### WHAT IS BEING ASKED
Every line below that holds "kind" must be copied.

Items listed in a dataset:
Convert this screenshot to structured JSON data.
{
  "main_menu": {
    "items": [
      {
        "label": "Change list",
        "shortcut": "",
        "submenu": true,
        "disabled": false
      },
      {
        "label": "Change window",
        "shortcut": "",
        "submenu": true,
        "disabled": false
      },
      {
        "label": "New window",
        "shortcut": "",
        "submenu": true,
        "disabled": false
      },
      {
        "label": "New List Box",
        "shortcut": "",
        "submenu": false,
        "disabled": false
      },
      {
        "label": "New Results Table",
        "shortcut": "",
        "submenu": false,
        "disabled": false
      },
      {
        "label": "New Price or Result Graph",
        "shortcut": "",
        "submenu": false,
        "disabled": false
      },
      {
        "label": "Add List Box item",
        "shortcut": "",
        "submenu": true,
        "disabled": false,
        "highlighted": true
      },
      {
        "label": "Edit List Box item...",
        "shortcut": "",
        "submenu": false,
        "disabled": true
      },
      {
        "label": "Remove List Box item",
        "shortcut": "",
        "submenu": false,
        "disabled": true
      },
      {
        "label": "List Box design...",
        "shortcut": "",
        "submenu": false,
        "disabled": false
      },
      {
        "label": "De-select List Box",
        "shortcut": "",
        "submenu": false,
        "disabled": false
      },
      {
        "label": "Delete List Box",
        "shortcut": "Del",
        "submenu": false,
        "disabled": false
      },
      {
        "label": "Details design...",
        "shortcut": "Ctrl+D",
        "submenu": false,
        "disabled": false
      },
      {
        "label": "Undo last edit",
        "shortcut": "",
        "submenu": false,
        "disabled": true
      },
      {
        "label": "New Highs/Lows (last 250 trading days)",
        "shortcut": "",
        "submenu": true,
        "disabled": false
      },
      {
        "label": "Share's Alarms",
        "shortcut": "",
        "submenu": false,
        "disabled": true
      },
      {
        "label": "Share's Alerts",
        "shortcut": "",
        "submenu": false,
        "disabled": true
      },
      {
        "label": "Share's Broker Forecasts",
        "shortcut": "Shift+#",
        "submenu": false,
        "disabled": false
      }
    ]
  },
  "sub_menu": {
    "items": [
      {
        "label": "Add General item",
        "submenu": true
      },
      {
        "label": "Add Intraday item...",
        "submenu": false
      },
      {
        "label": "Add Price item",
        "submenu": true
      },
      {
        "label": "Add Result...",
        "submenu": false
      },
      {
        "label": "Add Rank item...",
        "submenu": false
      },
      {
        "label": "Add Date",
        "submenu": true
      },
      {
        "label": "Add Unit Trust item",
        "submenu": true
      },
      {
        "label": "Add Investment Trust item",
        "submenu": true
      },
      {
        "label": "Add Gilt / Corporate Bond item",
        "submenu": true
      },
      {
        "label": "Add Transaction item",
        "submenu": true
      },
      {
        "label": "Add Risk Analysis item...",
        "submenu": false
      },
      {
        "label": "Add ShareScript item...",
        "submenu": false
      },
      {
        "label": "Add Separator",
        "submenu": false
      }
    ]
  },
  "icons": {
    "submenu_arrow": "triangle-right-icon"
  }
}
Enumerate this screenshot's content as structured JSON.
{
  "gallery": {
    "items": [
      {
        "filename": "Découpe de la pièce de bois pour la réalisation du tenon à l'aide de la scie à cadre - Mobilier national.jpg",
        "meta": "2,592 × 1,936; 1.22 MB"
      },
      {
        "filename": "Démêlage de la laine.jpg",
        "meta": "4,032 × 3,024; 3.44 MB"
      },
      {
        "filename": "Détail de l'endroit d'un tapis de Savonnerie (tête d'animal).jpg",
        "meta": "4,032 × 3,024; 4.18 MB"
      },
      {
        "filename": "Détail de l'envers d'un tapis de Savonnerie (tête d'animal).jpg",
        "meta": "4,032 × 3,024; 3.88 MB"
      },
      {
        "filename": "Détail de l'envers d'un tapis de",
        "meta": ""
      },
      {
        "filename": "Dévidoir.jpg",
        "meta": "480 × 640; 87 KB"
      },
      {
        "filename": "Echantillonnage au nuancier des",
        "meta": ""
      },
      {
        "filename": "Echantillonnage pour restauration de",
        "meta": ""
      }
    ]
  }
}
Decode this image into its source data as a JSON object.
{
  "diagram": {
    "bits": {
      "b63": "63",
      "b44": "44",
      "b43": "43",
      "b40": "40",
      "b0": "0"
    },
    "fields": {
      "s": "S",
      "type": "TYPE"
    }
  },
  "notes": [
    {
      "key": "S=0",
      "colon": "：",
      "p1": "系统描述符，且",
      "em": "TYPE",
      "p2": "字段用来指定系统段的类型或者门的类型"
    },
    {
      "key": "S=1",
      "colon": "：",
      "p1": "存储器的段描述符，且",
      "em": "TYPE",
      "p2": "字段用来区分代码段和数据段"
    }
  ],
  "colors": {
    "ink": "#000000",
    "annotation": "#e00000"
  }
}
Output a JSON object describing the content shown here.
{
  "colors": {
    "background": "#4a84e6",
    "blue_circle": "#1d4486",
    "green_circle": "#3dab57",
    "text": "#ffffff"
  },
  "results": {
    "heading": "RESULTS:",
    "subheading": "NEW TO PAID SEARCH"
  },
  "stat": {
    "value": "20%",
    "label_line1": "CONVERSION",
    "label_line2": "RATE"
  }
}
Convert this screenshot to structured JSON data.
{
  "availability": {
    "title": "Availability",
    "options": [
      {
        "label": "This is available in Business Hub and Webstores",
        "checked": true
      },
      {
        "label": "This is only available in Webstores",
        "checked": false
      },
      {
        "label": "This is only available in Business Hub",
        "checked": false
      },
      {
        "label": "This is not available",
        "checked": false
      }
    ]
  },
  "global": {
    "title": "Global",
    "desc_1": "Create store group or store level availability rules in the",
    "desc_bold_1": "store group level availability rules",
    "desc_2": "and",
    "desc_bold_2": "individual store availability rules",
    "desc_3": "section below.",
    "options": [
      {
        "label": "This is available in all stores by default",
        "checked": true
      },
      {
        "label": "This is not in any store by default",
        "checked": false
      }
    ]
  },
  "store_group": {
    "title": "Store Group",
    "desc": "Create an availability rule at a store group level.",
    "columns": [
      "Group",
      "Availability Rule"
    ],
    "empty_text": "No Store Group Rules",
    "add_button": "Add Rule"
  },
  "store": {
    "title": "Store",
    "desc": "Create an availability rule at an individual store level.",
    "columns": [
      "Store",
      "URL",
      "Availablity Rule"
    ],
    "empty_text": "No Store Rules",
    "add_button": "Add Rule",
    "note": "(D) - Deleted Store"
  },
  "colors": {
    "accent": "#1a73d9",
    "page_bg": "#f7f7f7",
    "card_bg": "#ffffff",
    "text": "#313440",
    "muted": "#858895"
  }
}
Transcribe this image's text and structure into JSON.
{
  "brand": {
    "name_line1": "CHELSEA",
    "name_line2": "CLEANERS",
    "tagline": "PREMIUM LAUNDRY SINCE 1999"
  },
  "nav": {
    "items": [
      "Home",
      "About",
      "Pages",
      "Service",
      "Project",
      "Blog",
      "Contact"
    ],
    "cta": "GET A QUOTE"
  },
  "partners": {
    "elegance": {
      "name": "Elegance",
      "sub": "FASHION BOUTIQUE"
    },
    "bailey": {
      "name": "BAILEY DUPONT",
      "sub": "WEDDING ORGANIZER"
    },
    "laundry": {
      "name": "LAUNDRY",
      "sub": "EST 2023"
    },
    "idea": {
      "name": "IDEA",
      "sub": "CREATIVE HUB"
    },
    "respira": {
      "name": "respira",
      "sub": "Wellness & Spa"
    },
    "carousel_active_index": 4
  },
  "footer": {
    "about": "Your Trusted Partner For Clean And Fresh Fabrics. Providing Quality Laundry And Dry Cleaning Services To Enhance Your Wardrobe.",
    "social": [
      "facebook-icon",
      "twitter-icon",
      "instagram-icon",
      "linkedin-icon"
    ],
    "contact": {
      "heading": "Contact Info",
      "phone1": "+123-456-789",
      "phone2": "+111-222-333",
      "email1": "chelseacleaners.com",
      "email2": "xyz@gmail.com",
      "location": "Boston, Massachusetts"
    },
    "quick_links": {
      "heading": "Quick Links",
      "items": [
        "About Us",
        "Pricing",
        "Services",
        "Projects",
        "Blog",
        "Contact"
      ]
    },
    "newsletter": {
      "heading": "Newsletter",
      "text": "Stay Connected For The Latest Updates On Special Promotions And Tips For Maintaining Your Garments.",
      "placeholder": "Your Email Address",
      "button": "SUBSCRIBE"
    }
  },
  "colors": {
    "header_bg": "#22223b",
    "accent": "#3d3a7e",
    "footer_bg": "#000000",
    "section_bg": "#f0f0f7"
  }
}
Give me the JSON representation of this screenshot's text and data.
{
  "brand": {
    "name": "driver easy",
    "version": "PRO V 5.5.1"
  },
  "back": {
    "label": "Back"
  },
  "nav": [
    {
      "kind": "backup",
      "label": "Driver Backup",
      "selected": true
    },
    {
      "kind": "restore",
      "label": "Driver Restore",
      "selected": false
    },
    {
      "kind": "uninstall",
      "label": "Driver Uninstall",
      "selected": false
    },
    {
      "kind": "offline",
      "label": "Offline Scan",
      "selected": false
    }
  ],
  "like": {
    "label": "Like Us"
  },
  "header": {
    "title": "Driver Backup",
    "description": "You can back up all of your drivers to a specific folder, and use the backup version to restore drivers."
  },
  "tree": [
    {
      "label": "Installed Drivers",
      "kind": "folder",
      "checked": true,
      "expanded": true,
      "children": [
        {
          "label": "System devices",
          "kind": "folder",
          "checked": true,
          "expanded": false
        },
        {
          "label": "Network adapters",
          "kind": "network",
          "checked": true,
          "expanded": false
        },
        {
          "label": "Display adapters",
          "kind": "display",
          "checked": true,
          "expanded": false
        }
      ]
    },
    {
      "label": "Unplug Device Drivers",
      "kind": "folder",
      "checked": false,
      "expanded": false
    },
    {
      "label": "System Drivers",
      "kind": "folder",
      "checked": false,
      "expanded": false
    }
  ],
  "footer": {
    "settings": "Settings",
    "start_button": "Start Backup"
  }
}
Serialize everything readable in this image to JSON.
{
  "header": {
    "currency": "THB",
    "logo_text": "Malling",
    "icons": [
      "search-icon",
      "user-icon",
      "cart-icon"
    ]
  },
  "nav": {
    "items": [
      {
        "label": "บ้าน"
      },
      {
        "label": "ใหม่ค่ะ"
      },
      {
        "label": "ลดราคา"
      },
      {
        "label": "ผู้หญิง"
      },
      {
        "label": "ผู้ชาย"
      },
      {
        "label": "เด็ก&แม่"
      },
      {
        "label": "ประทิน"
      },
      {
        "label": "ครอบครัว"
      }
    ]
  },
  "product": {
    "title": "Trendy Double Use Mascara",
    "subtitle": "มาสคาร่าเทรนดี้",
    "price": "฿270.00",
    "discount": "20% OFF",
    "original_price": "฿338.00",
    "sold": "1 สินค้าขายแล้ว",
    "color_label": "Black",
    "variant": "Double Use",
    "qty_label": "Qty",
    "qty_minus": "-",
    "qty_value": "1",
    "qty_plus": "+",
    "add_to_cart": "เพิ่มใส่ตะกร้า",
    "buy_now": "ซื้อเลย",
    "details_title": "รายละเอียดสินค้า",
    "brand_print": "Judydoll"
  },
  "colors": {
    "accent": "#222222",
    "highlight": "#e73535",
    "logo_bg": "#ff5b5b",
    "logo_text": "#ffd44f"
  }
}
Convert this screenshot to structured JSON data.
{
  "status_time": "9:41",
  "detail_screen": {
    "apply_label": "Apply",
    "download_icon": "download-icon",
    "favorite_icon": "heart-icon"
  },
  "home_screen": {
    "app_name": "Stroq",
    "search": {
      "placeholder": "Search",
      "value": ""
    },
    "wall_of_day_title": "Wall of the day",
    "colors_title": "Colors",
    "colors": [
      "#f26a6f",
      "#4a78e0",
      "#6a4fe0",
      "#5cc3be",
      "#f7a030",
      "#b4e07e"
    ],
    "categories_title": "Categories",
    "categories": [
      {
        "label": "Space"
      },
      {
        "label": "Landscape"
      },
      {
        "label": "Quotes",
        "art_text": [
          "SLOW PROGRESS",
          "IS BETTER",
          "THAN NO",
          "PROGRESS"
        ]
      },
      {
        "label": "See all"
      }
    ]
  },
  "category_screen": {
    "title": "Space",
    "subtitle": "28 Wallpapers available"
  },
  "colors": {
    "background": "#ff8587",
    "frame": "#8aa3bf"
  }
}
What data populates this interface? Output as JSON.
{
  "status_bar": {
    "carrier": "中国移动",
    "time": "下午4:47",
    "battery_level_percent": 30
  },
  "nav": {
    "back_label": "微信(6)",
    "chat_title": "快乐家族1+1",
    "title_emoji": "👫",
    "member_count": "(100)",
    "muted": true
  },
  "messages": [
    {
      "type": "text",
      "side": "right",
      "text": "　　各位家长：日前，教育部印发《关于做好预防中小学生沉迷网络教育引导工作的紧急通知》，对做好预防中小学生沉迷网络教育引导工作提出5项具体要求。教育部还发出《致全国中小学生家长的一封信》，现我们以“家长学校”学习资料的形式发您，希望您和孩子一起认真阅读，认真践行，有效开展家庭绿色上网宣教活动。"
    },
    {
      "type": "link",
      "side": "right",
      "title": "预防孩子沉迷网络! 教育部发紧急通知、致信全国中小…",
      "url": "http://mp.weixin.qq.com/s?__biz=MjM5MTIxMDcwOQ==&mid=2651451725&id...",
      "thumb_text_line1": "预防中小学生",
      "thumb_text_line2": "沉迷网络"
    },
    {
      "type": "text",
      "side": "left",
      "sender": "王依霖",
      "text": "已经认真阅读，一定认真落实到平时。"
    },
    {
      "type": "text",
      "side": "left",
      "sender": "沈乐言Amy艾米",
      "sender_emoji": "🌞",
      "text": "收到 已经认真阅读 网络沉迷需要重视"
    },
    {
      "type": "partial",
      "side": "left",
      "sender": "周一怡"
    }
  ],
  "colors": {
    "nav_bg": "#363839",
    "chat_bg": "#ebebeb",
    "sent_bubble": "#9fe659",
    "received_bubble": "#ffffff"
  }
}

### WRITTEN RESPONSE
      "kind": "backup",
      "kind": "restore",
      "kind": "uninstall",
      "kind": "offline",
      "kind": "folder",
          "kind": "folder",
          "kind": "network",
          "kind": "display",
      "kind": "folder",
      "kind": "folder",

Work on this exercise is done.